ERC grants for research on AI in emergency care
With the help of artificial intelligence, safety and efficiency in accident and emergency departments can improve. This hypothesis underlies Johan Sundström’s research project, which has been awarded a grant by the European Research Council. The researchers will develop an AI-based clinical decision-support system for emergency physicians.
Emergency doctors must make rapid life-changing decisions in a chaotic environment, based on limited information. Risks of important diagnoses being missed, or of patients having unnecessary examinations, waiting times and hospital admissions, are considerable. There is therefore immense potential for AI-based clinical decision-support systems, says Johan Sundström, cardiologist and professor of epidemiology.
“Artificial intelligence (AI) has an enormous capacity to master the ability to recognise patterns, by learning from millions more patients than an individual doctor can meet in a whole career.”
Focus and concerted strength
Sundström is receiving an Advanced Grant of SEK 25 million from the European Research Council (ERC) for the five-year project “Enhancing emergency department safety, efficacy and cost-effectiveness by artificial intelligence”.
“The grant means a tremendous lot. Now we can focus, concert our strength and get results more rapidly. Our work is interdisciplinary, and we have multiple scientific problems to solve. The idea is that, ultimately, we’ll help emergency doctors, and the grant will enable us to integrate every component of the work and test how it works in reality.”
The scientists are going to develop AI-driven algorithms that estimate risk and are trained on health data from up to six million patient visits to accident and emergency (A&E) departments. Parameters include, for example, electrocardiograms (ECGs), reasons for visits, vital indicators, previous disease history and self-reported symptoms.
“We’re also focusing on new types of data, and we’ve developed a tool for depicting one’s own pain. Pain is the most common reason for A&E visits, but it’s hard to describe and document.”
Data of this type are suitable for AI, which is extremely good at pattern recognition. In particular, machines have the upper hand when it comes to rapidly processing huge quantities of data,” Sundström explains.

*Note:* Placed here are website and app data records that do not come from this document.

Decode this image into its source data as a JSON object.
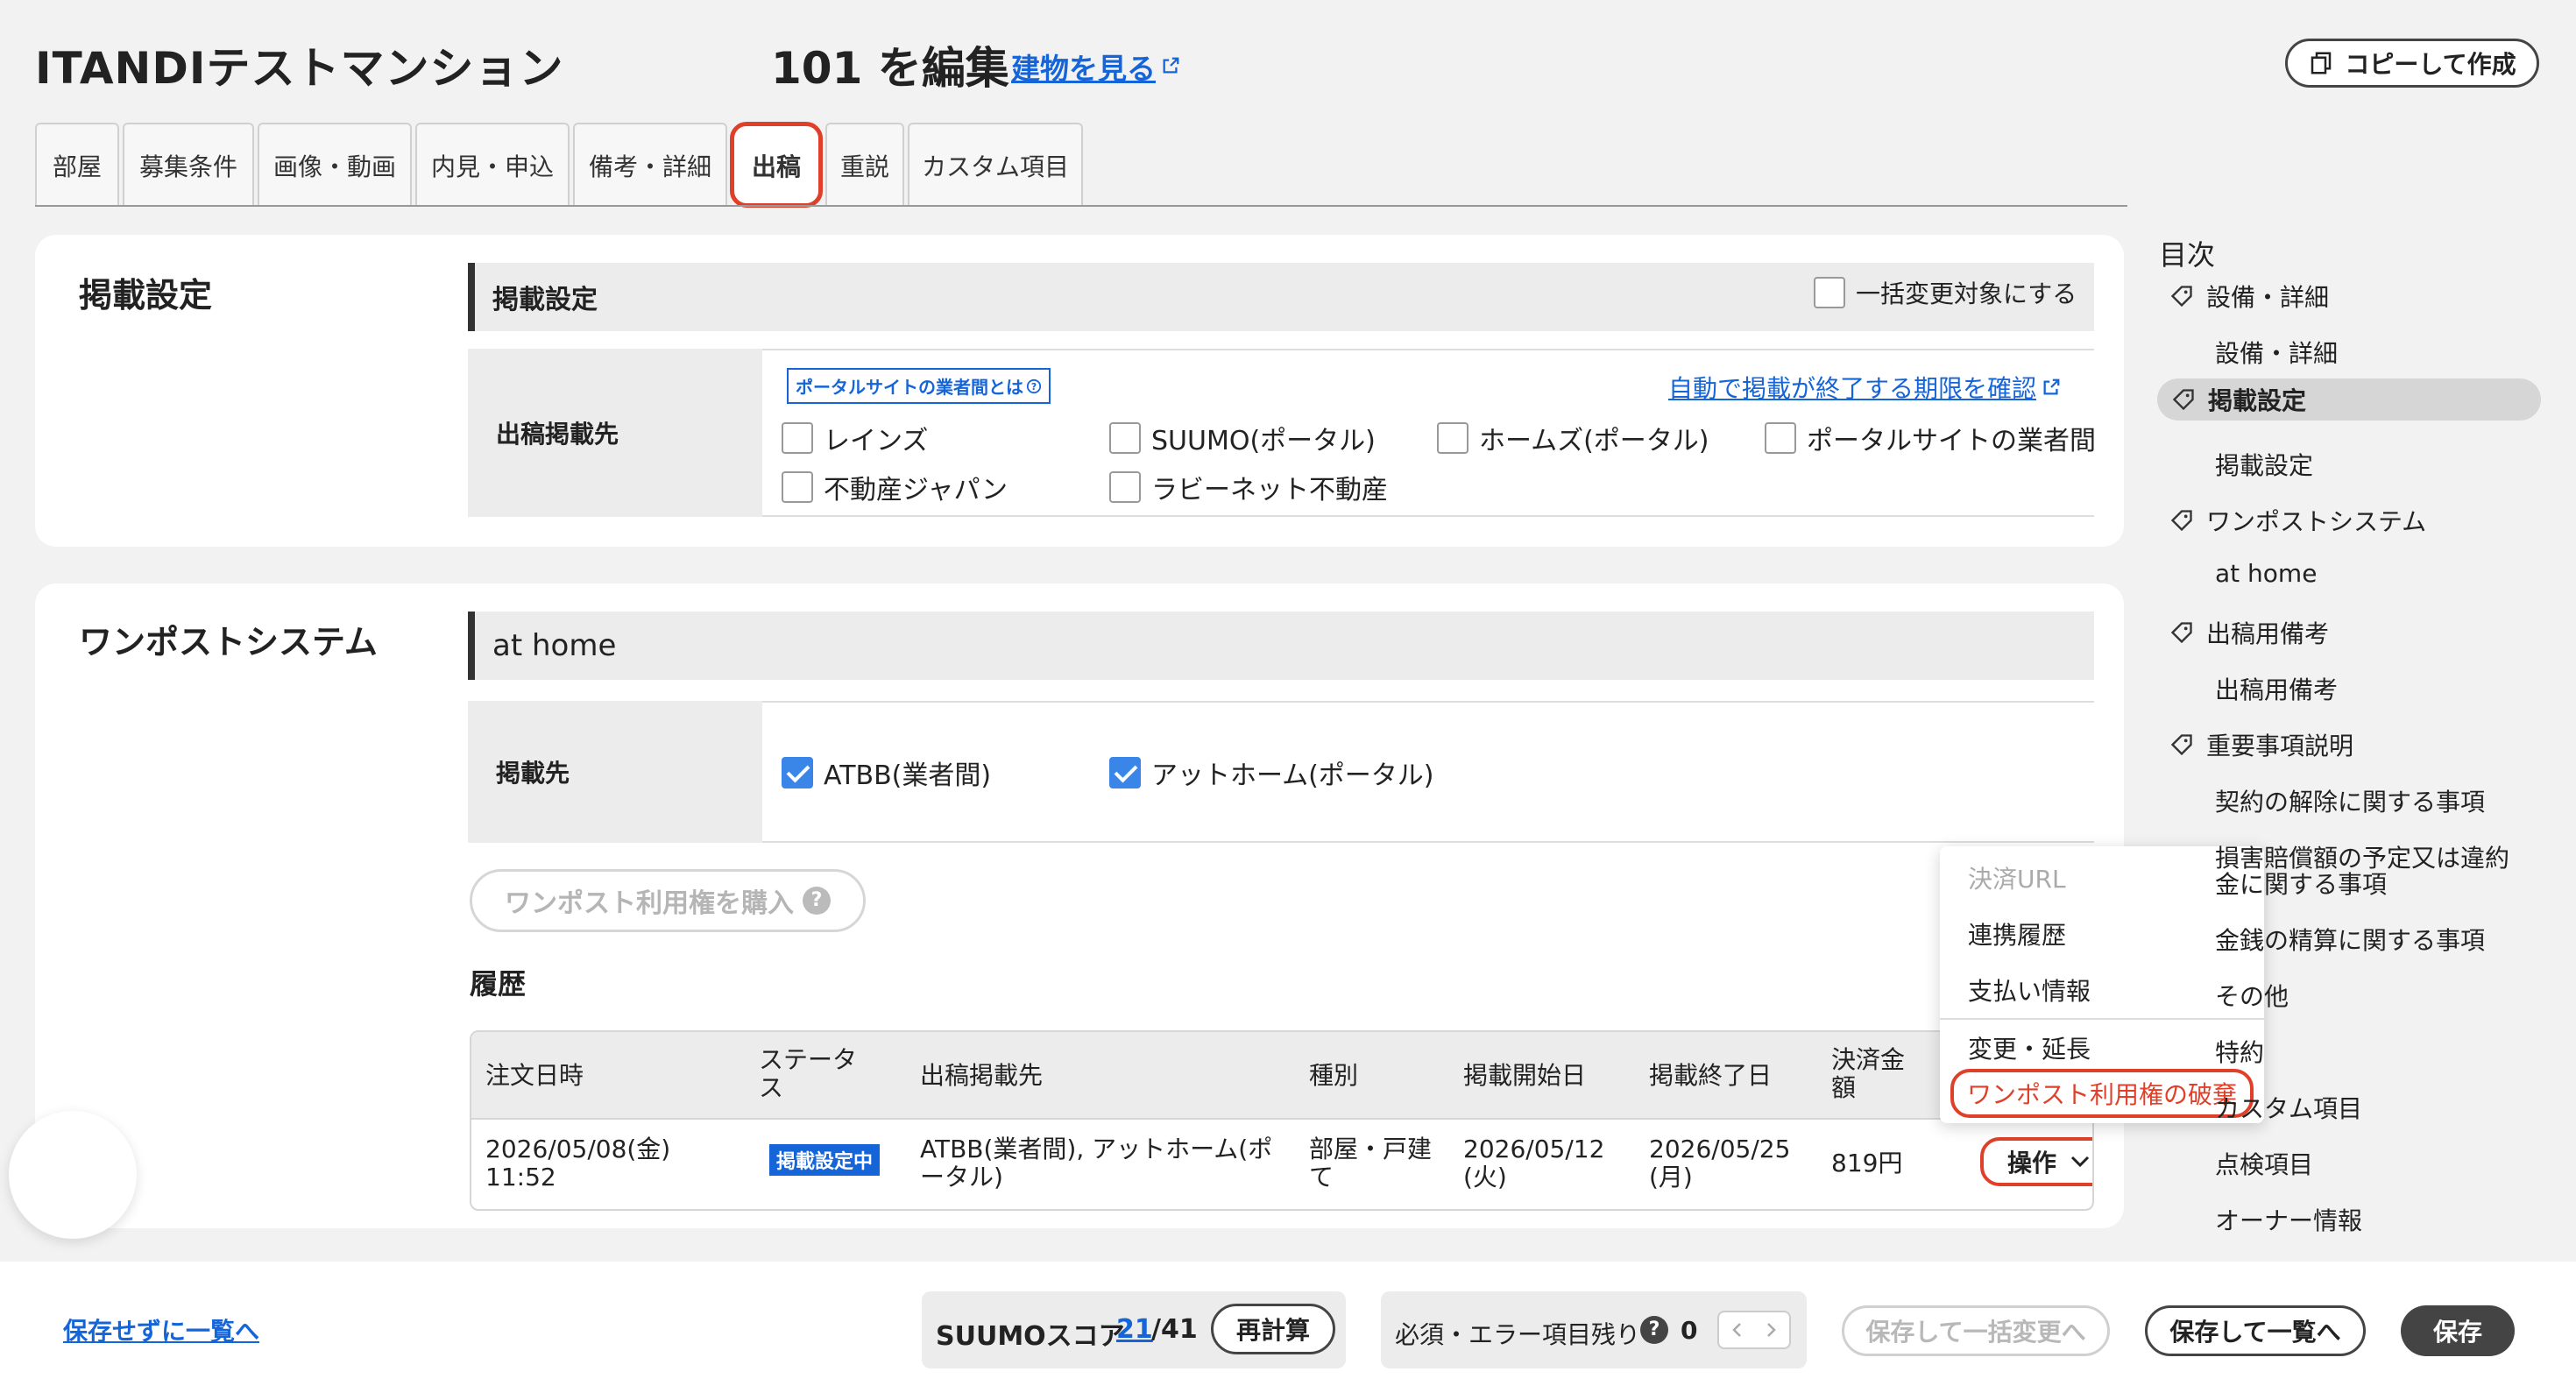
{
  "header": {
    "app_title": "ITANDIテストマンション",
    "room_title": "101 を編集",
    "view_building": "建物を見る",
    "copy_button": "コピーして作成"
  },
  "tabs": [
    {
      "label": "部屋"
    },
    {
      "label": "募集条件"
    },
    {
      "label": "画像・動画"
    },
    {
      "label": "内見・申込"
    },
    {
      "label": "備考・詳細"
    },
    {
      "label": "出稿",
      "active": true
    },
    {
      "label": "重説"
    },
    {
      "label": "カスタム項目"
    }
  ],
  "listing": {
    "card_title": "掲載設定",
    "section_title": "掲載設定",
    "bulk_change_label": "一括変更対象にする",
    "row_label": "出稿掲載先",
    "portal_badge": "ポータルサイトの業者間とは",
    "auto_end_link": "自動で掲載が終了する期限を確認",
    "options": [
      "レインズ",
      "SUUMO(ポータル)",
      "ホームズ(ポータル)",
      "ポータルサイトの業者間",
      "不動産ジャパン",
      "ラビーネット不動産"
    ]
  },
  "onepost": {
    "card_title": "ワンポストシステム",
    "section_title": "at home",
    "row_label": "掲載先",
    "options": [
      {
        "label": "ATBB(業者間)",
        "checked": true
      },
      {
        "label": "アットホーム(ポータル)",
        "checked": true
      }
    ],
    "purchase_button": "ワンポスト利用権を購入",
    "history_title": "履歴",
    "history_headers": [
      "注文日時",
      "ステータス",
      "出稿掲載先",
      "種別",
      "掲載開始日",
      "掲載終了日",
      "決済金額"
    ],
    "history_header_lines": {
      "status": [
        "ステータ",
        "ス"
      ],
      "amount": [
        "決済金",
        "額"
      ]
    },
    "history_row": {
      "date": [
        "2026/05/08(金)",
        "11:52"
      ],
      "status": "掲載設定中",
      "destinations": [
        "ATBB(業者間), アットホーム(ポ",
        "ータル)"
      ],
      "type": [
        "部屋・戸建",
        "て"
      ],
      "start": [
        "2026/05/12",
        "(火)"
      ],
      "end": [
        "2026/05/25",
        "(月)"
      ],
      "amount": "819円",
      "ops_button": "操作"
    }
  },
  "ops_menu": {
    "items": [
      "決済URL",
      "連携履歴",
      "支払い情報",
      "変更・延長",
      "ワンポスト利用権の破棄"
    ]
  },
  "toc": {
    "title": "目次",
    "items": [
      {
        "label": "設備・詳細",
        "level": 1
      },
      {
        "label": "設備・詳細",
        "level": 2
      },
      {
        "label": "掲載設定",
        "level": 1,
        "active": true
      },
      {
        "label": "掲載設定",
        "level": 2
      },
      {
        "label": "ワンポストシステム",
        "level": 1
      },
      {
        "label": "at home",
        "level": 2
      },
      {
        "label": "出稿用備考",
        "level": 1
      },
      {
        "label": "出稿用備考",
        "level": 2
      },
      {
        "label": "重要事項説明",
        "level": 1
      },
      {
        "label": "契約の解除に関する事項",
        "level": 2
      },
      {
        "label": "損害賠償額の予定又は違約",
        "level": 2
      },
      {
        "label": "金に関する事項",
        "level": 2
      },
      {
        "label": "金銭の精算に関する事項",
        "level": 2
      },
      {
        "label": "その他",
        "level": 2
      },
      {
        "label": "特約",
        "level": 2
      },
      {
        "label": "カスタム項目",
        "level": 2
      },
      {
        "label": "点検項目",
        "level": 2
      },
      {
        "label": "オーナー情報",
        "level": 2
      }
    ]
  },
  "footer": {
    "back_link": "保存せずに一覧へ",
    "score_label": "SUUMOスコア",
    "score_value": "21",
    "score_total": "/41",
    "recalc_button": "再計算",
    "remaining_label": "必須・エラー項目残り",
    "remaining_count": "0",
    "bulk_save_button": "保存して一括変更へ",
    "save_list_button": "保存して一覧へ",
    "save_button": "保存"
  },
  "colors": {
    "accent_blue": "#1565d8",
    "highlight_red": "#e0402a",
    "checkbox_blue": "#3a86e8"
  }
}
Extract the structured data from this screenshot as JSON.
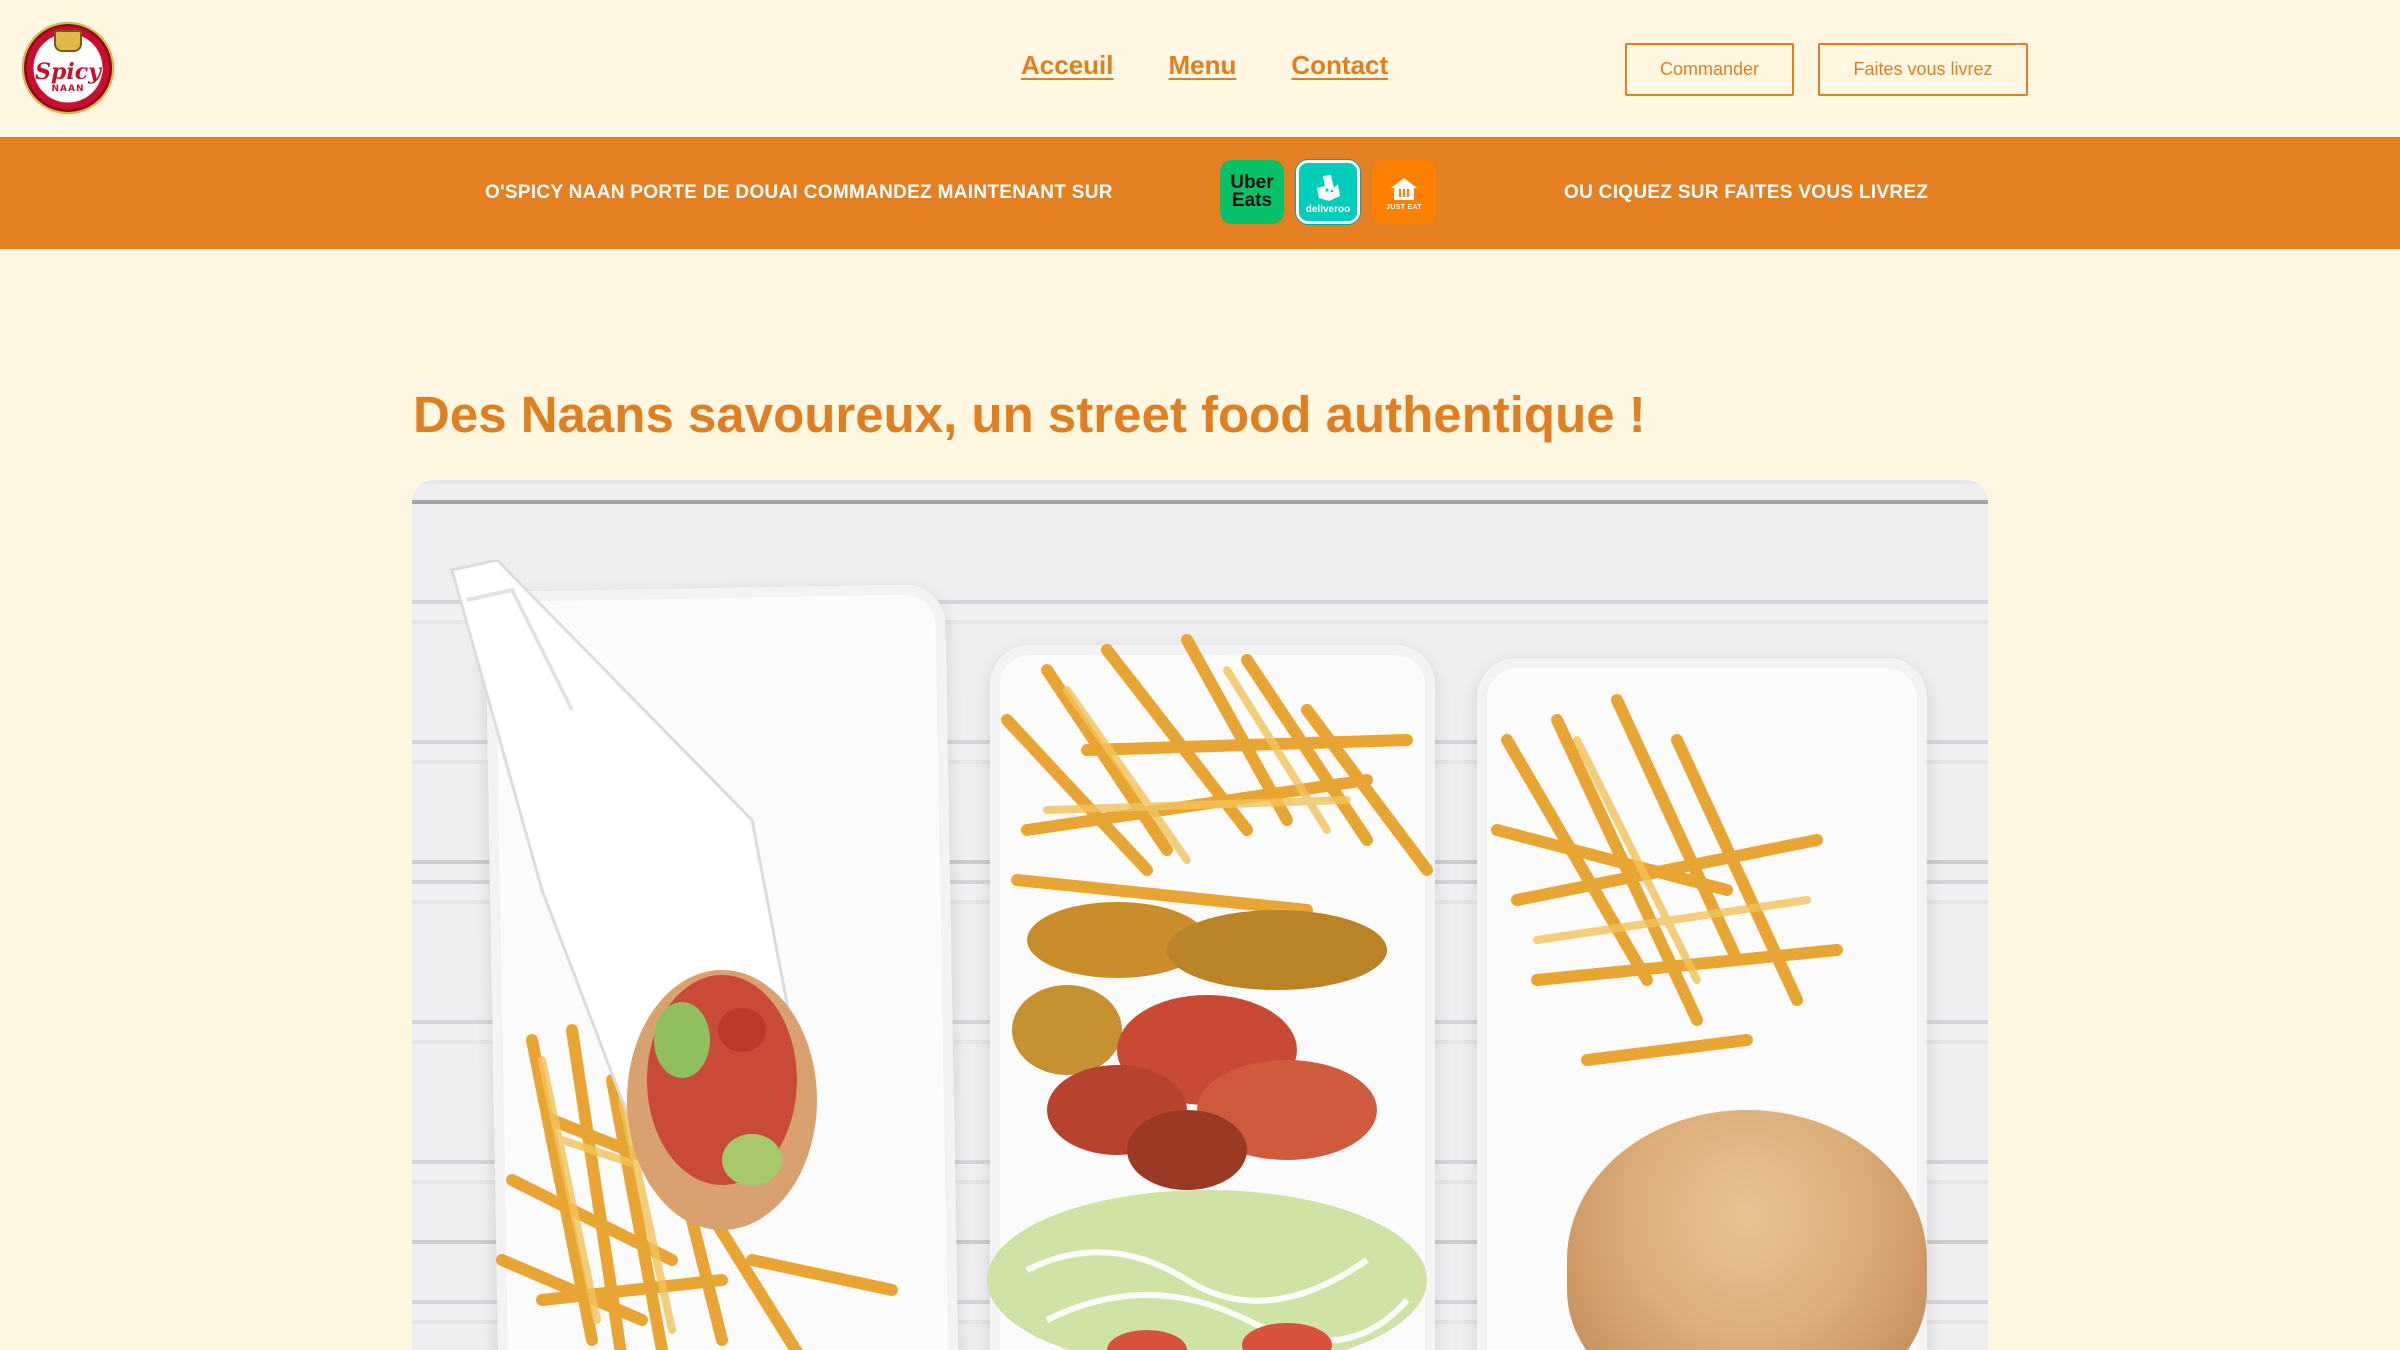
{
  "brand": {
    "logo_text": "Spicy",
    "logo_sub": "NAAN",
    "colors": {
      "accent": "#e07f22",
      "banner": "#e47f22",
      "background": "#fff7e2"
    }
  },
  "nav": {
    "items": [
      "Acceuil",
      "Menu",
      "Contact"
    ]
  },
  "actions": {
    "commander_label": "Commander",
    "livrez_label": "Faites vous livrez"
  },
  "banner": {
    "left_text": "O'SPICY NAAN PORTE DE DOUAI COMMANDEZ MAINTENANT SUR",
    "right_text": "OU CIQUEZ SUR FAITES VOUS LIVREZ",
    "delivery": [
      {
        "name": "Uber Eats",
        "line1": "Uber",
        "line2": "Eats",
        "color": "#06c167",
        "icon": "uber-eats-icon"
      },
      {
        "name": "deliveroo",
        "color": "#00ccbc",
        "icon": "deliveroo-icon"
      },
      {
        "name": "JUST EAT",
        "color": "#ff8000",
        "icon": "just-eat-icon"
      }
    ]
  },
  "main": {
    "headline": "Des Naans savoureux, un street food authentique !"
  }
}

“As an A&E doctor, you may have just two minutes to read a patient’s medical records and get an idea of the situation before the ambulance arrives. It’s a very limited window for a person, but for AI two minutes is a long time.”
The plan is for the technology to have undergone clinical testing within the five-year project period. But there are some scientific problems to be resolved before this. For example, there are gaps or holes in the data collected from A&E departments. A patient admitted with a foot injury gets no ECG, for example.
Major scientific advance
Another challenge is to construct AI models that use varying types of data in a single system that can provide a coherent answer.
“These are difficult scientific challenges, so we’re excited about how well it’s going to succeed. But the ERC grants go to projects with high risk and high potential. If it goes well, the scientific advances will be quite big,” Sundström says.
The scientists who are to work on the project belong to his research group in clinical epidemiology at the Department of Medical Sciences. In part, the research will be conducted at the Anders Wiklöf Institute for Heart Research, which shares premises with AI4Research, Uppsala University's AI initiative.
ERC Advanced Grant
- The European Research Council (ERC) is distributing a total of EUR 624.6 million to leading researchers in Europe in the form of its Advanced Grants awarded in 2021.
- Six of these grants have gone to researchers at higher education institutions in Sweden, including one to Uppsala University: Johan Sundström’s project “Enhancing emergency department safety, efficacy and cost-effectiveness by artificial intelligence”.